= Excerpted data =
*** Block opens ***

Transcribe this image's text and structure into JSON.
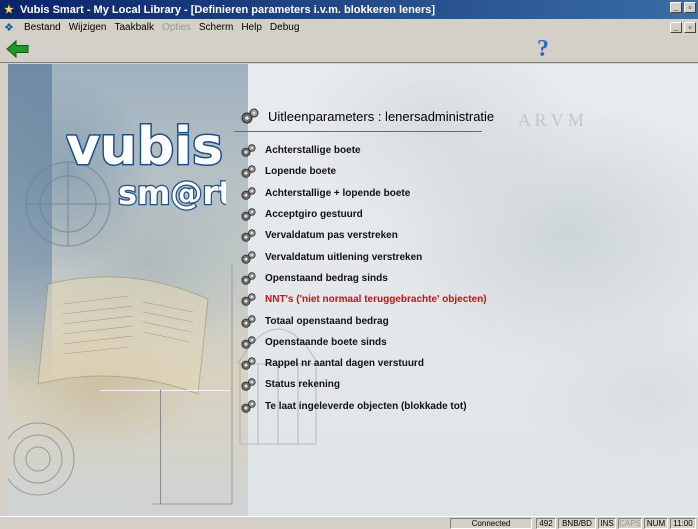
{
  "window": {
    "title": "Vubis Smart - My Local Library - [Definieren parameters i.v.m. blokkeren leners]"
  },
  "menu": {
    "items": [
      {
        "label": "Bestand",
        "enabled": true
      },
      {
        "label": "Wijzigen",
        "enabled": true
      },
      {
        "label": "Taakbalk",
        "enabled": true
      },
      {
        "label": "Opties",
        "enabled": false
      },
      {
        "label": "Scherm",
        "enabled": true
      },
      {
        "label": "Help",
        "enabled": true
      },
      {
        "label": "Debug",
        "enabled": true
      }
    ]
  },
  "toolbar": {
    "help_label": "?"
  },
  "logo": {
    "line1": "vubis",
    "line2": "sm@rt"
  },
  "heading": "Uitleenparameters : lenersadministratie",
  "options": [
    {
      "label": "Achterstallige boete",
      "highlight": false
    },
    {
      "label": "Lopende boete",
      "highlight": false
    },
    {
      "label": "Achterstallige + lopende boete",
      "highlight": false
    },
    {
      "label": "Acceptgiro gestuurd",
      "highlight": false
    },
    {
      "label": "Vervaldatum pas verstreken",
      "highlight": false
    },
    {
      "label": "Vervaldatum uitlening verstreken",
      "highlight": false
    },
    {
      "label": "Openstaand bedrag sinds",
      "highlight": false
    },
    {
      "label": "NNT's ('niet normaal teruggebrachte' objecten)",
      "highlight": true
    },
    {
      "label": "Totaal openstaand bedrag",
      "highlight": false
    },
    {
      "label": "Openstaande boete sinds",
      "highlight": false
    },
    {
      "label": "Rappel nr aantal dagen verstuurd",
      "highlight": false
    },
    {
      "label": "Status rekening",
      "highlight": false
    },
    {
      "label": "Te laat ingeleverde objecten (blokkade tot)",
      "highlight": false
    }
  ],
  "statusbar": {
    "connection": "Connected",
    "session_number": "492",
    "workstation": "BNB/BD",
    "ins": "INS",
    "caps": "CAPS",
    "num": "NUM",
    "time": "11:00"
  },
  "colors": {
    "titlebar_start": "#0a246a",
    "titlebar_end": "#3a6ea5",
    "highlight_option": "#cc1111",
    "back_arrow": "#1e9a2a",
    "help_icon": "#2a6acd"
  }
}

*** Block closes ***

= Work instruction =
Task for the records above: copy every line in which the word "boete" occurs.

= Response =
      "label": "Achterstallige boete",
      "label": "Lopende boete",
      "label": "Achterstallige + lopende boete",
      "label": "Openstaande boete sinds",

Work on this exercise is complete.